Yeah, if she gets an offer and then mentions at that point that she’s not available until September, most employers are going to rightly annoyed that she didn’t bother to mention that earlier in the process, and it may be a strike against her if she ever applies with them in the future. (The exception to this is if she’s an industry where start dates many months away are normal, but that doesn’t sound like it’s the case.) Also, many employers set aside a specific number of interview slots, often just three or four. She’ll be taking that slot from someone who’s actually interested in accepting that job, and who might have been offered it if she didn’t bump them out for her own interest in “practicing.”
And really, the whole thing is operating in bad faith — obviously if she told employers that she wasn’t available but just wanted to talk to them for practice, they’d decline.
4. How should I tell my remote team that I just got engaged?
My significant other and I got engaged over the weekend. It is very exciting! We are taking our time contacting family and close friends before announcing publicly. We have a plan all worked out…except I am not sure what the etiquette is for telling coworkers. My whole team is remote and works from home, including me, so I can’t just flash my ring around and let the news float. I have only been working here for the last seven months, so I’m not totally sure on the company culture regarding these things.
Is it appropriate to just send out an “exciting news!” email? Should I send a picture of the ring with it? What is the appropriate thing to say?
Congratulations! If you have a small-ish team, yes, it’s totally appropriate to just send out an “exciting news to share!” email. (If it’s a huge team, I might send just to the people you work most closely with.) Ring photo: your call. Assuming you have reasonably warm relationships with your coworkers, people won’t think it’s weird if you include it.
5. An Ask a Manager job board?
I was wondering if you would ever consider expanding your site to help your readers connect with each other/other good companies that generally follow Ask A Manager approved processes?
Specifically, I was wondering what you thought of hosting a jobs board for your readers? You get a lot of letters from people who are looking for work and more than once I’ve thought to myself “Hey, we have a position like that open!” It would be awesome for your readers to be able to non-anonymously connect — I know I’d be more interested in a candidate who follows you.
I don’t know if you’d want to open your jobs board to companies too, since of course it would be hard for you to vouch for whether or not they are non-toxic places to work. (Although man would it be AWESOME if you had an AAM certification system for management!)
Weirdly, a friend just suggested this to me recently too. My response to her was that it felt too much like mission creep to me — that it’s pretty far outside the scope of what I’ve set out to do here.
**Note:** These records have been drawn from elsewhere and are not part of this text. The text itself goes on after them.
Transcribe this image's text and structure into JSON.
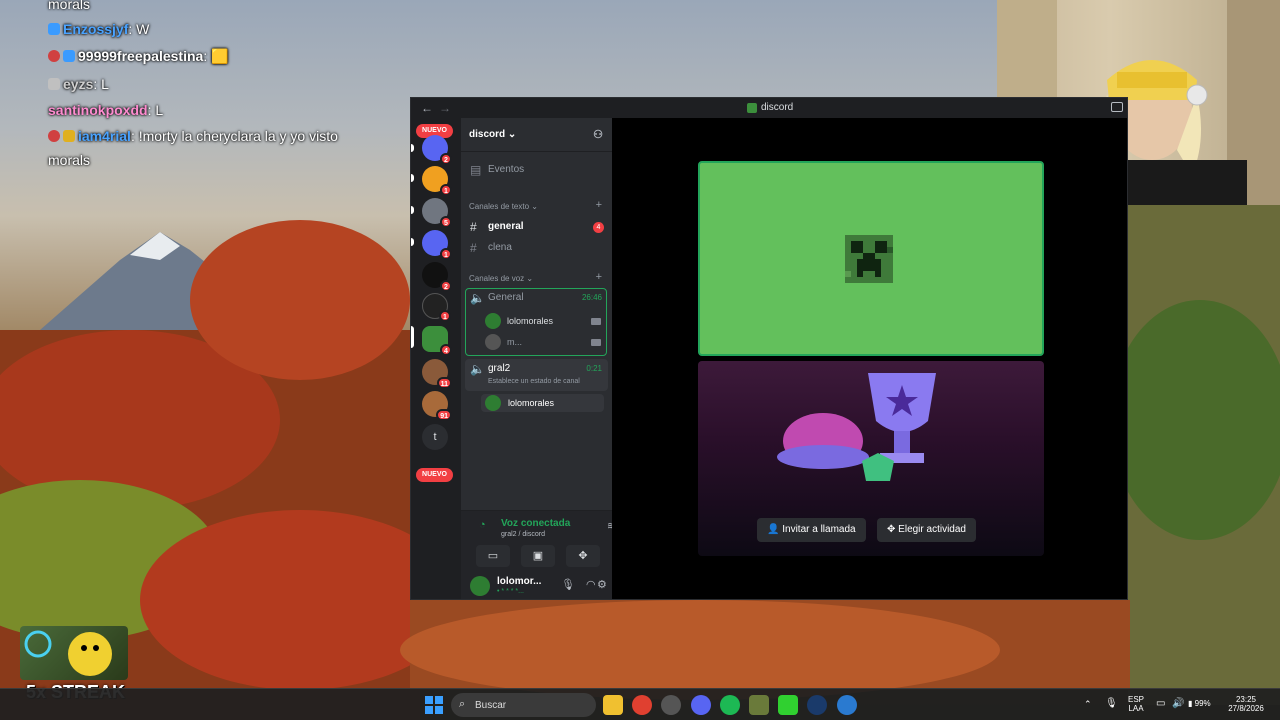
{
  "chat": [
    {
      "user": "",
      "message": "morals",
      "user_color": "#ffffff"
    },
    {
      "user": "Enzossjyf",
      "message": ": W",
      "user_color": "#4aa3ff"
    },
    {
      "user": "99999freepalestina",
      "message": ": 🟨",
      "user_color": "#ffffff"
    },
    {
      "user": "eyzs",
      "message": ": L",
      "user_color": "#d0d0d0"
    },
    {
      "user": "santinokpoxdd",
      "message": ": L",
      "user_color": "#ff8cd0"
    },
    {
      "user": "iam4rial",
      "message": ": !morty la cheryclara la y yo visto",
      "user_color": "#4aa3ff"
    },
    {
      "user": "",
      "message": "morals",
      "user_color": "#ffffff"
    }
  ],
  "overlay": {
    "streak": "5x STREAK"
  },
  "window": {
    "title": "discord",
    "nav_back": "←",
    "nav_forward": "→"
  },
  "servers": {
    "nuevo_top": "NUEVO",
    "nuevo_bottom": "NUEVO",
    "badges": [
      "2",
      "1",
      "5",
      "1",
      "2",
      "1",
      "4",
      "11",
      "91"
    ],
    "letter_server": "t"
  },
  "guild": {
    "name": "discord ⌄",
    "events": "Eventos",
    "text_category": "Canales de texto ⌄",
    "text_channels": [
      {
        "name": "general",
        "badge": "4"
      },
      {
        "name": "clena",
        "badge": ""
      }
    ],
    "voice_category": "Canales de voz ⌄",
    "voice_channels": [
      {
        "name": "General",
        "timer": "26:46",
        "users": [
          "lolomorales",
          "m..."
        ]
      },
      {
        "name": "gral2",
        "timer": "0:21",
        "status_hint": "Establece un estado de canal",
        "users": [
          "lolomorales"
        ]
      }
    ]
  },
  "voice_panel": {
    "status": "Voz conectada",
    "location": "gral2 / discord"
  },
  "user_panel": {
    "name": "lolomor...",
    "sub": "• * * * *..."
  },
  "stage": {
    "invite_label": "Invitar a llamada",
    "activity_label": "Elegir actividad"
  },
  "taskbar": {
    "search_placeholder": "Buscar",
    "lang_top": "ESP",
    "lang_bottom": "LAA",
    "battery": "99%",
    "time": "23:25",
    "date": "27/8/2026"
  },
  "colors": {
    "accent_green": "#23a55a",
    "danger_red": "#f23f43",
    "blurple": "#5865f2"
  }
}
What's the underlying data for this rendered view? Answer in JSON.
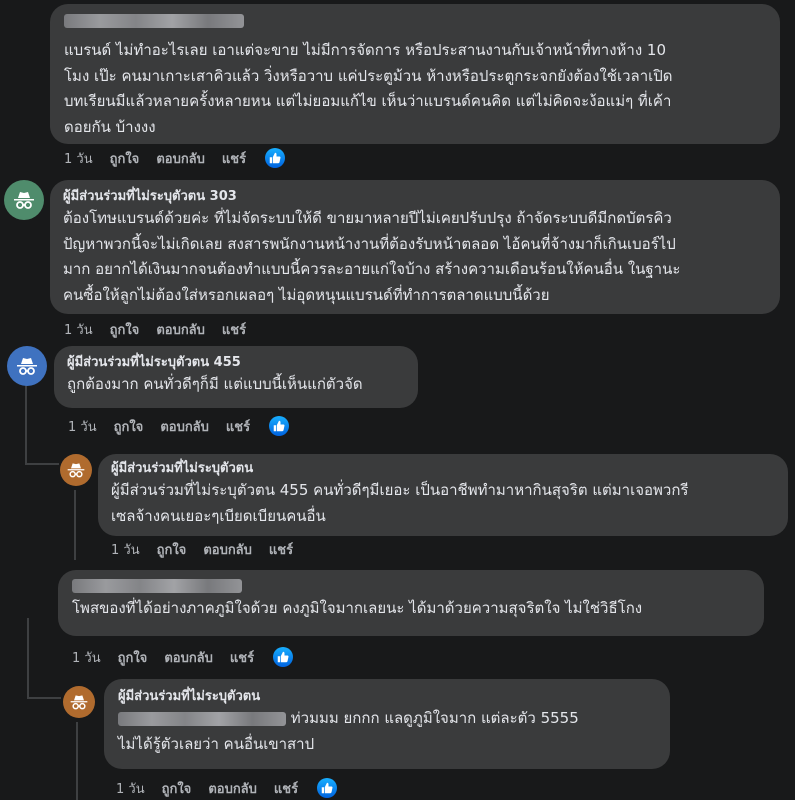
{
  "actions": {
    "time": "1 วัน",
    "like": "ถูกใจ",
    "reply": "ตอบกลับ",
    "share": "แชร์"
  },
  "comments": [
    {
      "author": "",
      "lines": [
        "แบรนด์ ไม่ทำอะไรเลย เอาแต่จะขาย ไม่มีการจัดการ หรือประสานงานกับเจ้าหน้าที่ทางห้าง 10",
        "โมง เป๊ะ คนมาเกาะเสาคิวแล้ว วิ่งหรือวาบ แค่ประตูม้วน ห้างหรือประตูกระจกยังต้องใช้เวลาเปิด",
        "บทเรียนมีแล้วหลายครั้งหลายหน แต่ไม่ยอมแก้ไข เห็นว่าแบรนด์คนคิด แต่ไม่คิดจะง้อแม่ๆ ที่เค้า",
        "ดอยกัน บ้างงง"
      ]
    },
    {
      "author": "ผู้มีส่วนร่วมที่ไม่ระบุตัวตน 303",
      "lines": [
        "ต้องโทษแบรนด์ด้วยค่ะ ที่ไม่จัดระบบให้ดี ขายมาหลายปีไม่เคยปรับปรุง ถ้าจัดระบบดีมีกดบัตรคิว",
        "ปัญหาพวกนี้จะไม่เกิดเลย สงสารพนักงานหน้างานที่ต้องรับหน้าตลอด ไอ้คนที่จ้างมาก็เกินเบอร์ไป",
        "มาก อยากได้เงินมากจนต้องทำแบบนี้ควรละอายแก่ใจบ้าง สร้างความเดือนร้อนให้คนอื่น ในฐานะ",
        "คนซื้อให้ลูกไม่ต้องใส่หรอกเผลอๆ ไม่อุดหนุนแบรนด์ที่ทำการตลาดแบบนี้ด้วย"
      ]
    },
    {
      "author": "ผู้มีส่วนร่วมที่ไม่ระบุตัวตน 455",
      "lines": [
        "ถูกต้องมาก คนทั่วดีๆก็มี แต่แบบนี้เห็นแก่ตัวจัด"
      ]
    },
    {
      "author": "ผู้มีส่วนร่วมที่ไม่ระบุตัวตน",
      "lines": [
        "ผู้มีส่วนร่วมที่ไม่ระบุตัวตน 455 คนทั่วดีๆมีเยอะ เป็นอาชีพทำมาหากินสุจริต แต่มาเจอพวกรี",
        "เซลจ้างคนเยอะๆเบียดเบียนคนอื่น"
      ]
    },
    {
      "author": "",
      "lines": [
        "โพสของที่ได้อย่างภาคภูมิใจด้วย คงภูมิใจมากเลยนะ ได้มาด้วยความสุจริตใจ ไม่ใช่วิธีโกง"
      ]
    },
    {
      "author": "ผู้มีส่วนร่วมที่ไม่ระบุตัวตน",
      "lines": [
        "ท่วมมม ยกกก แลดูภูมิใจมาก แต่ละตัว 5555",
        "ไม่ได้รู้ตัวเลยว่า คนอื่นเขาสาป"
      ]
    }
  ],
  "colors": {
    "avatar_green": "#4f8c6c",
    "avatar_blue": "#3f72c0",
    "avatar_orange": "#b06b2e",
    "like_blue": "#1877f2"
  },
  "icons": {
    "avatar": "incognito-icon",
    "reaction": "thumbs-up-icon"
  }
}
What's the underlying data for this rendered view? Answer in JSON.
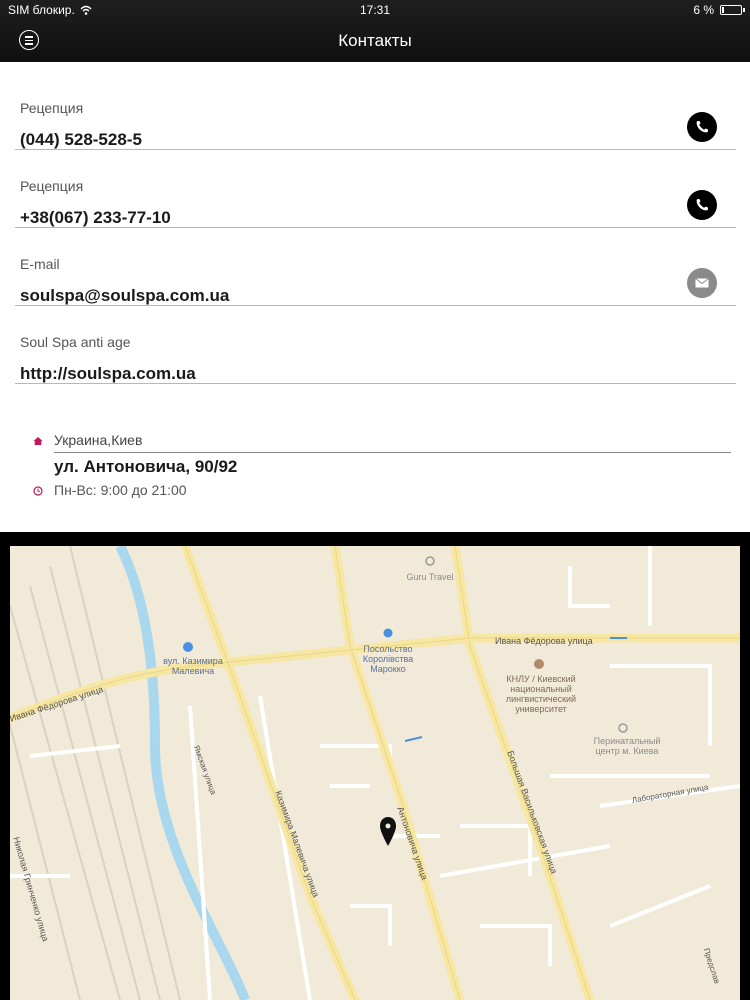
{
  "status_bar": {
    "carrier": "SIM блокир.",
    "time": "17:31",
    "battery": "6 %"
  },
  "nav": {
    "title": "Контакты",
    "menu_icon": "menu-icon"
  },
  "contacts": [
    {
      "label": "Рецепция",
      "value": "(044) 528-528-5",
      "icon": "phone-icon"
    },
    {
      "label": "Рецепция",
      "value": "+38(067) 233-77-10",
      "icon": "phone-icon"
    },
    {
      "label": "E-mail",
      "value": "soulspa@soulspa.com.ua",
      "icon": "mail-icon"
    },
    {
      "label": "Soul Spa anti age",
      "value": "http://soulspa.com.ua"
    }
  ],
  "address": {
    "city": "Украина,Киев",
    "street": "ул. Антоновича, 90/92",
    "hours": "Пн-Вс: 9:00 до 21:00"
  },
  "map": {
    "labels": {
      "guru": "Guru Travel",
      "embassy": "Посольство Королівства Марокко",
      "station": "вул. Казимира Малевича",
      "knlu": "КНЛУ / Киевский национальный лингвистический университет",
      "center": "Перинатальный центр м. Киева"
    },
    "streets": {
      "ivana_top": "Ивана Фёдорова улица",
      "ivana_left": "Ивана Фёдорова улица",
      "yamskaya": "Ямская улица",
      "malevicha": "Казимира Малевича улица",
      "antonovicha": "Антоновича улица",
      "bolshaya": "Большая Васильковская улица",
      "laboratornaya": "Лабораторная улица",
      "grinchenko": "Николая Гринченко улица",
      "predsl": "Предслав"
    }
  },
  "colors": {
    "nav_bg": "#141414",
    "map_bg": "#f2ead8",
    "major_road": "#f7e7a3",
    "water": "#a9d7ee",
    "accent_pink": "#c2185b"
  }
}
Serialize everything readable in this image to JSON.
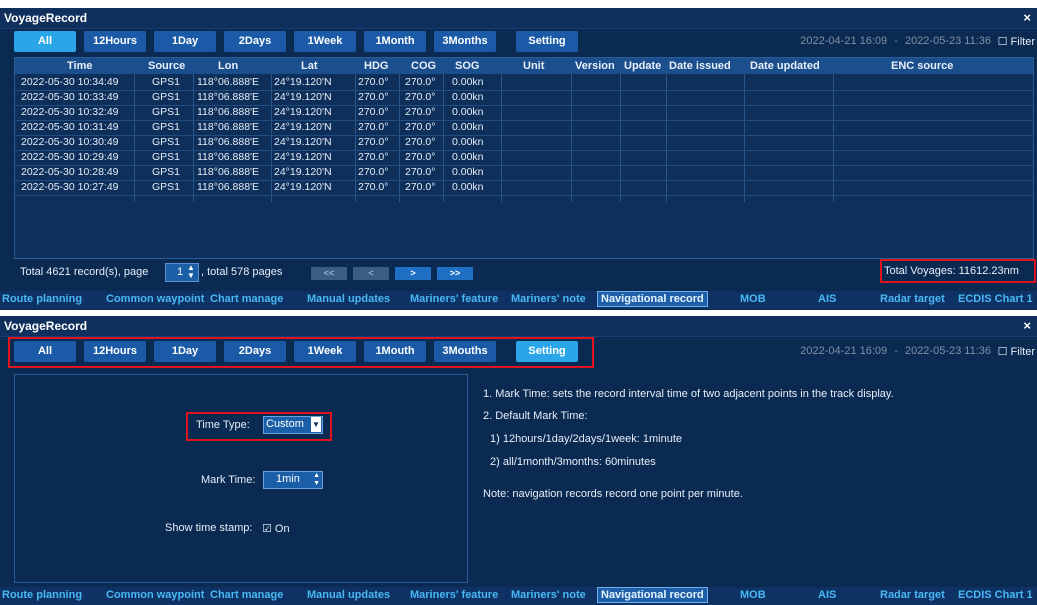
{
  "window1": {
    "title": "VoyageRecord",
    "close_label": "×",
    "tabs": [
      "All",
      "12Hours",
      "1Day",
      "2Days",
      "1Week",
      "1Month",
      "3Months",
      "Setting"
    ],
    "date_from": "2022-04-21 16:09",
    "date_sep": "-",
    "date_to": "2022-05-23 11:36",
    "filter_label": "☐ Filter",
    "columns": [
      "Time",
      "Source",
      "Lon",
      "Lat",
      "HDG",
      "COG",
      "SOG",
      "Unit",
      "Version",
      "Update",
      "Date issued",
      "Date updated",
      "ENC source"
    ],
    "rows": [
      [
        "2022-05-30 10:34:49",
        "GPS1",
        "118°06.888'E",
        "24°19.120'N",
        "270.0°",
        "270.0°",
        "0.00kn"
      ],
      [
        "2022-05-30 10:33:49",
        "GPS1",
        "118°06.888'E",
        "24°19.120'N",
        "270.0°",
        "270.0°",
        "0.00kn"
      ],
      [
        "2022-05-30 10:32:49",
        "GPS1",
        "118°06.888'E",
        "24°19.120'N",
        "270.0°",
        "270.0°",
        "0.00kn"
      ],
      [
        "2022-05-30 10:31:49",
        "GPS1",
        "118°06.888'E",
        "24°19.120'N",
        "270.0°",
        "270.0°",
        "0.00kn"
      ],
      [
        "2022-05-30 10:30:49",
        "GPS1",
        "118°06.888'E",
        "24°19.120'N",
        "270.0°",
        "270.0°",
        "0.00kn"
      ],
      [
        "2022-05-30 10:29:49",
        "GPS1",
        "118°06.888'E",
        "24°19.120'N",
        "270.0°",
        "270.0°",
        "0.00kn"
      ],
      [
        "2022-05-30 10:28:49",
        "GPS1",
        "118°06.888'E",
        "24°19.120'N",
        "270.0°",
        "270.0°",
        "0.00kn"
      ],
      [
        "2022-05-30 10:27:49",
        "GPS1",
        "118°06.888'E",
        "24°19.120'N",
        "270.0°",
        "270.0°",
        "0.00kn"
      ]
    ],
    "pager": {
      "prefix": "Total 4621 record(s), page",
      "page": "1",
      "suffix": ", total 578 pages",
      "first": "<<",
      "prev": "<",
      "next": ">",
      "last": ">>"
    },
    "total_voyages": "Total Voyages: 11612.23nm"
  },
  "bottom_nav": [
    "Route planning",
    "Common waypoint",
    "Chart manage",
    "Manual updates",
    "Mariners' feature",
    "Mariners' note",
    "Navigational record",
    "MOB",
    "AIS",
    "Radar target",
    "ECDIS Chart 1"
  ],
  "window2": {
    "title": "VoyageRecord",
    "close_label": "×",
    "tabs": [
      "All",
      "12Hours",
      "1Day",
      "2Days",
      "1Week",
      "1Mouth",
      "3Mouths",
      "Setting"
    ],
    "date_from": "2022-04-21 16:09",
    "date_sep": "-",
    "date_to": "2022-05-23 11:36",
    "filter_label": "☐ Filter",
    "time_type_label": "Time Type:",
    "time_type_value": "Custom",
    "mark_time_label": "Mark Time:",
    "mark_time_value": "1min",
    "show_stamp_label": "Show time stamp:",
    "show_stamp_value": "☑ On",
    "notes": [
      "1. Mark Time: sets the record interval time of two adjacent points in the track display.",
      "2. Default Mark Time:",
      "1) 12hours/1day/2days/1week: 1minute",
      "2) all/1month/3months: 60minutes",
      "Note: navigation records record one point per minute."
    ]
  },
  "colors": {
    "panel_bg": "#0b2a52",
    "tab_bg": "#1a5aa6",
    "tab_active": "#2aa6e8",
    "highlight": "#e0141e",
    "nav_text": "#49b8f5"
  }
}
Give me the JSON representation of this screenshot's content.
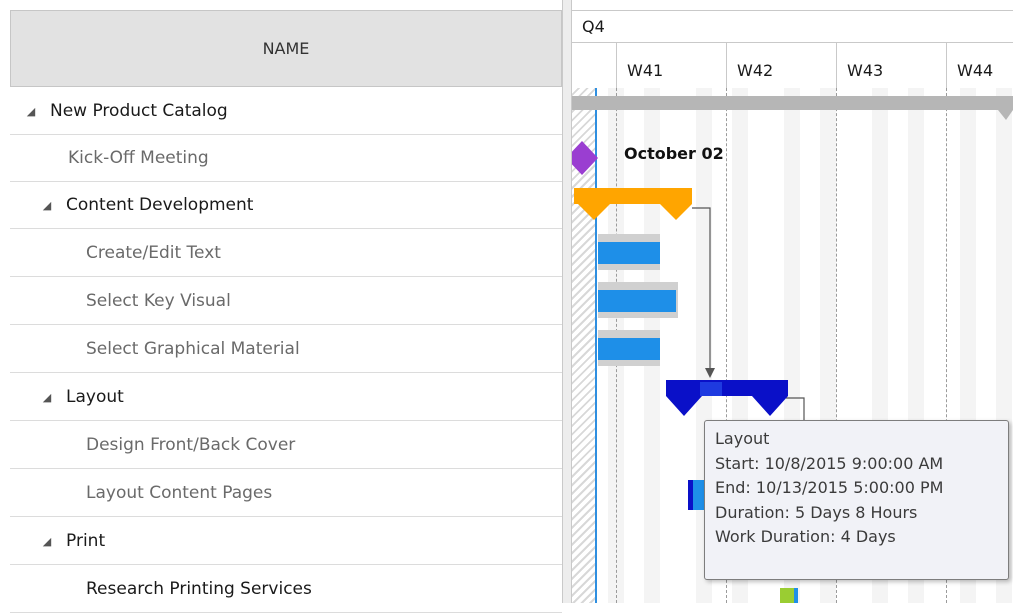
{
  "grid": {
    "name_header": "NAME"
  },
  "tasks": [
    {
      "label": "New Product Catalog",
      "expander": "◢"
    },
    {
      "label": "Kick-Off Meeting"
    },
    {
      "label": "Content Development",
      "expander": "◢"
    },
    {
      "label": "Create/Edit Text"
    },
    {
      "label": "Select Key Visual"
    },
    {
      "label": "Select Graphical Material"
    },
    {
      "label": "Layout",
      "expander": "◢"
    },
    {
      "label": "Design Front/Back Cover"
    },
    {
      "label": "Layout Content Pages"
    },
    {
      "label": "Print",
      "expander": "◢"
    },
    {
      "label": "Research Printing Services"
    }
  ],
  "timescale": {
    "quarter": "Q4",
    "weeks": [
      "W41",
      "W42",
      "W43",
      "W44"
    ]
  },
  "chart": {
    "milestone_label": "October 02",
    "colors": {
      "summary_top": "#b6b6b6",
      "content_dev": "#ffa500",
      "task_bar": "#1e8fe8",
      "layout_summary": "#0a10c8",
      "milestone": "#9a3ed1",
      "today_line": "#2f8fe0",
      "print_bar": "#9acd32"
    },
    "icons": [
      "milestone-diamond-icon"
    ]
  },
  "tooltip": {
    "title": "Layout",
    "start": "Start: 10/8/2015 9:00:00 AM",
    "end": "End: 10/13/2015 5:00:00 PM",
    "duration": "Duration: 5 Days 8 Hours",
    "work_duration": "Work Duration: 4 Days"
  }
}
I also wouldn’t be able to screen companies enough to vouch for them. That said, I’m putting this out there in case someone has a brilliant angle on this, preferably an obscenely lucrative one.